Thad chuckled. “No, sweetheart. I plan to be around for a long while. Do you think we can talk this week?”
“Of course. Since I’m not getting in until late afternoon, what about Tuesday or Wednesday?”
“Wednesday works fine. I can meet you at the hotel.”
“No, that’s okay. I’d rather come to your house.”
“I’ll throw in dinner. How’s that?”
Faith smiled. “Sounds great.” They talked a few minutes longer to finalize the details and ended the call. She lightly tapped the phone against her chin and wondered what he wanted to discuss. First, Brandon and his surprise, now this.
Tossing the phone aside, she went back to packing. She was anxious to find out what Thad had to say. And to see Brandon.
Wednesday evening, Faith rang Thad’s doorbell precisely at seven thirty.
Thad opened the door and had a huge smile on his face. “You’re right on time. Come on in.”
She followed him to the kitchen and placed the box she had been carrying on the counter.
He set one crutch aside and maneuvered to the stove to stir something in a pot.
She sniffed. “Whatever you’re cooking smells really good.”
He glanced over his shoulder. “I should’ve asked you what you liked. I’ve got some fried catfish, potato salad, beans and…” He removed a pan from the oven. “Cornbread.”
Faith’s mouth watered. “Mmm, I can’t wait.” She hadn’t had fried fish in a long while. Growing up, her mother had cooked fish on most Fridays. Faith remembered asking why and her mother saying it was something her mother had done.
Thad gestured. “What’s in the box?”
“I thought since you were cooking dinner, I’d contribute dessert.”
He grinned and his eyebrows shot up. “Yeah? What did you bring?”
“I just made a yellow cake with chocolate frosting.” Since the hotel had a full kitchen, she had decided to bake the cake instead of buying one from the store.
His smile widened. “I may have to skip dinner and go straight for dessert.
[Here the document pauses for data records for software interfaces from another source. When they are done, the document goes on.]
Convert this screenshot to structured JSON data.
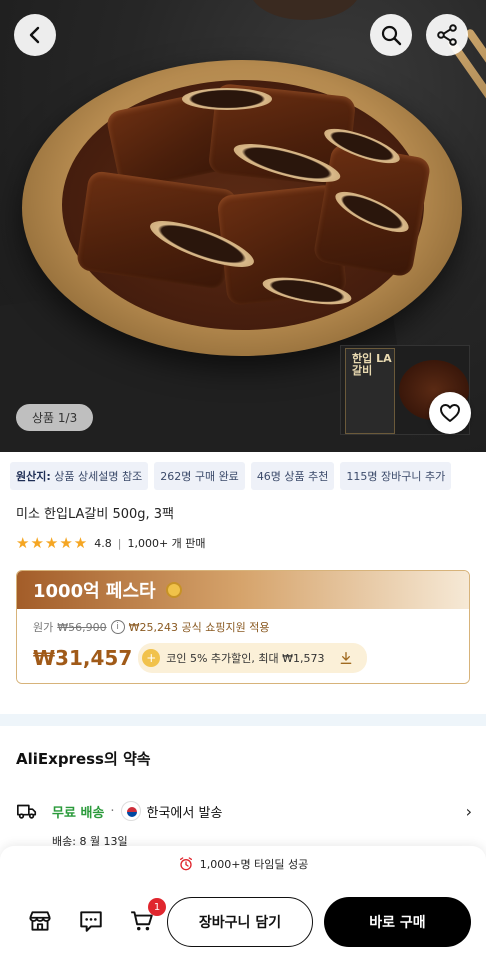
{
  "hero": {
    "counter": "상품 1/3",
    "package_title": "한입 LA갈비"
  },
  "tags": [
    {
      "strong": "원산지:",
      "text": " 상품 상세설명 참조"
    },
    {
      "strong": "",
      "text": "262명 구매 완료"
    },
    {
      "strong": "",
      "text": "46명 상품 추천"
    },
    {
      "strong": "",
      "text": "115명 장바구니 추가"
    }
  ],
  "product": {
    "title": "미소 한입LA갈비 500g, 3팩",
    "stars": "★★★★★",
    "rating": "4.8",
    "sold": "1,000+ 개 판매"
  },
  "deal": {
    "banner": "1000억 페스타",
    "orig_label": "원가",
    "orig_price": "₩56,900",
    "subsidy": "₩25,243 공식 쇼핑지원 적용",
    "price": "₩31,457",
    "coin_text": "코인 5% 추가할인, 최대 ₩1,573",
    "coin_symbol": "+"
  },
  "promise": {
    "title": "AliExpress의 약속",
    "free_shipping": "무료 배송",
    "dot": "·",
    "ship_from": "한국에서 발송",
    "delivery": "배송: 8 월 13일"
  },
  "bottom": {
    "timing": "1,000+명 타임딜 성공",
    "cart_badge": "1",
    "add_to_cart": "장바구니 담기",
    "buy_now": "바로 구매"
  },
  "colors": {
    "price": "#a05a18",
    "free_shipping": "#2a9a3a",
    "buy_button": "#000000",
    "badge": "#e0262e"
  }
}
How did you know that was my absolute favorite cake?”
Faith laughed. “It’s mine, too.”
Thad shook his head and turned away briefly.
She saw him discreetly wiping at his face. She rounded the island and placed a comforting hand on his shoulder. She understood. How many more things did they have in common? “Like you said, we can only go forward.”
She wrapped her arms around his waist and laid her head on his shoulder. He held her tight.
After a moment, he released her. “We’d better eat before the food gets cold.”
They fixed their plates and sat at the kitchen table. He recited a blessing and she dug in. The fish tasted so good she groaned. She held up a piece. “You have got to tell me what seasonings you used. I haven’t had fish this good in years.”
He took a sip of his iced tea. “I’m glad you’re enjoying it.”
Faith was more than enjoying her food. She didn’t eat everybody’s potato salad, but tonight she had two helpings. She studied him as he got up to get another piece of cornbread, marveling at how easily he maneuvered with one crutch. “You mentioned being fitted for another prosthesis. Any word on when it might be ready?”
Thad returned to his seat. “I’m hoping it’ll be ready in another couple of weeks, but who knows.”
Faith listened as Thad told her about the process.
Then he abruptly changed the subject. “How did it go with your mother?”
She wiped her hands. “Okay, I guess. We talked, so that’s a plus.”
“I’m glad.” He pointed to her empty plate. “There’s plenty more if you want.”
She held up a hand. “No, thank you. If I eat one more bite, I won’t be able to move from this chair. Everything was delicious. Besides, I need to save room for a little bitty piece of cake,” she added with a wink.
Thad laughed and patted his stomach. “Need to save some space myself.”
She paused briefly, then said, “You mentioned wanting to talk to me about something important.”
He nodded. “We can talk in the family room. And I’m going to have a piece of that cake.”